Common names[edit]

There are many common names for this species in different languages. Punjabi: گلو (Gllow), Telugu: తిప్ప తీగ (Tippa-teega), Tamil: சீந்தில் கொடி (Shindilakodi), Malayalam: ചിറ്റമൃത് (Amruthu, Chittamruthu), Kannada: ಅಮೃತ ಬಳ್ಳಿ (Amrutha balli),[10] Khmer: បណ្តូលពេជ្រ (bândaul pich), Sinhala: Rasakinda, Thai: บอระเพ็ด (boraphét), Pali: galocī, Hindi:geloy (गिलोय), guruc (गुरुच), gurcha, Gujarati: galac, garo, Sanskrit: Amritavalli (अमृतवल्ली), amrta (अमृत), cinnodbhava (छिन्नोद्भवा), Marathi: Guduchi (गुडूची), gulvel (गुळवेल), Odia: Guluchi, Myanmar: ဆင်တုံးမနွယ် Nepali: Gurjo (गुर्जो).

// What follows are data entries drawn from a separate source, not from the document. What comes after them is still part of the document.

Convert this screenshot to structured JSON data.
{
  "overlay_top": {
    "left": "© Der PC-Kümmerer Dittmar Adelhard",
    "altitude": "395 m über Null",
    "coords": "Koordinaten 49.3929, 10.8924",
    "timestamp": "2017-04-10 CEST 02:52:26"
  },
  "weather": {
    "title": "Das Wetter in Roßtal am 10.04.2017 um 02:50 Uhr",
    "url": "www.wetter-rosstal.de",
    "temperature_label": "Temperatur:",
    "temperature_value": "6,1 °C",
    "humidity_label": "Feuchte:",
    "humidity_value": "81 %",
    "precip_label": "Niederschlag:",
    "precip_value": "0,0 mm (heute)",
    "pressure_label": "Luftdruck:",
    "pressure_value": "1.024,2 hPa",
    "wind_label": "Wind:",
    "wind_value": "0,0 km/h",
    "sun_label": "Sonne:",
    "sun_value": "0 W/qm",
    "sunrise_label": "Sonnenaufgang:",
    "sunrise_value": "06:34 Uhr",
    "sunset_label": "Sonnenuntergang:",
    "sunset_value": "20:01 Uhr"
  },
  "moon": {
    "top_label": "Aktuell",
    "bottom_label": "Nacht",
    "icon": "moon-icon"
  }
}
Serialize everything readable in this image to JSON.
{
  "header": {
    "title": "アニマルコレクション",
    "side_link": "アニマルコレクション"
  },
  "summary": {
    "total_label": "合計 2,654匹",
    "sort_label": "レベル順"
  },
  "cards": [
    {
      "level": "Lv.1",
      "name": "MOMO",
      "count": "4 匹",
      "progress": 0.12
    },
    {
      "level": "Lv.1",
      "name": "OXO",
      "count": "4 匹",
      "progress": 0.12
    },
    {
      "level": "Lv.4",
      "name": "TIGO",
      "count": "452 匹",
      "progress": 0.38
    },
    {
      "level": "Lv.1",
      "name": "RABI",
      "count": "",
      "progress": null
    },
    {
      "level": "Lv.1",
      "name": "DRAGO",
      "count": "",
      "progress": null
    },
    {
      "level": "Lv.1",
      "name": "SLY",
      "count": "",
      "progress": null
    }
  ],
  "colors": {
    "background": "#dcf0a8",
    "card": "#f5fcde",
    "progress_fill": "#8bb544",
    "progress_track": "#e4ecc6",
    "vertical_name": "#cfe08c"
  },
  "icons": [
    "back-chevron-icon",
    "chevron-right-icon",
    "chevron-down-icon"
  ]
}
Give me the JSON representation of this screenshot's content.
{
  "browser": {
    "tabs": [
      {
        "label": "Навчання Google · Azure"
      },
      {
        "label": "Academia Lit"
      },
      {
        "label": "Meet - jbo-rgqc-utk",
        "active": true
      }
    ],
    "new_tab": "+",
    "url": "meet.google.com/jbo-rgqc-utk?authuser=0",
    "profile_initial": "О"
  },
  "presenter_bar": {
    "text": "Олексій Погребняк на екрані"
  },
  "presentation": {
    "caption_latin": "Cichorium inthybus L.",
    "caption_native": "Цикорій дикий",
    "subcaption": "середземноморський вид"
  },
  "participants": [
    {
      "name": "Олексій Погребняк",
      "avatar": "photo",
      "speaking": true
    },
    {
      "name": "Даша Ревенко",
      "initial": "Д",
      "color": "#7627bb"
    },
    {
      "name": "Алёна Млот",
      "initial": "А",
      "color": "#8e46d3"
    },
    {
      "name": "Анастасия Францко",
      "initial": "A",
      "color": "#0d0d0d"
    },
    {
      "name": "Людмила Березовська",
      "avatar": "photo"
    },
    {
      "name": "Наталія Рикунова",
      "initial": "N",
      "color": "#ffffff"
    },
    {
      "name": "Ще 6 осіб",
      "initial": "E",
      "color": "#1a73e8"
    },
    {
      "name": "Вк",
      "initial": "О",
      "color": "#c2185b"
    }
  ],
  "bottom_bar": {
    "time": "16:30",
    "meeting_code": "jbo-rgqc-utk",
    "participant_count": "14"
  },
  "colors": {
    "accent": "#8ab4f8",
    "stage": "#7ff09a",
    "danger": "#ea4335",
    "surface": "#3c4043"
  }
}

  1. ^ http://famepharma.com/famemyanmar/heartleavedmoonseed/
  2. ^ Wagner, Hildebert (1999). Immunomodulatory agents from plants. Birkhäuser. p. 294. ISBN 978-3-7643-5848-8. 
  3. ^ Warrier, P. K.; V. P. K. Nambiar; C. Ramankutty; R. Vasudevan Nair (1996). Indian medicinal plants: a compendium of 500 species, Volume 5. Orient Blackswan. p. 283. ISBN 9788125007630. 
  4. ^ Winston, David & Maimes, Steven (2007). Adaptogens: Herbs for Strength, Stamina, and Stress Relief. Healing Arts Press. 
  5. ^ S.S. Singh, S.C. Pandey, S. Srivastava, V.S. Gupta, B. Patro, A.C. Ghosh (2003). "Chemistry and medicinal properties of Tinospora cordifolia" (PDF). Indian Journal of Pharmacology 35: 83–91. 
  6. ^ Tinospora. Tinospora cordifolia. | Henriette's Herbal Homepage
  7. ^ National R&D Facility for Rasayana
  8. ^ Badar, VA; Thawani, VR; Wakode, PT; Shrivastava, MP; Gharpure, KJ; Hingorani, LL; Khiyani, RM (2005). "Efficacy of Tinospora cordifolia in allergic rhinitis". Journal of Ethnopharmacology 96 (3): 445–9. doi:10.1016/j.jep.2004.09.034. PMID 15619563. 
  9. ^ Guo, R; Pittler, MH; Ernst, E (2007). "Herbal medicines for the treatment of allergic rhinitis: A systematic review". Annals of Allergy, Asthma & Immunology 99 (6): 483–95. doi:10.1016/S1081-1206(10)60375-4. PMID 18219828. 
  10. ^ Ethnobotanical Leaflets

External links[edit]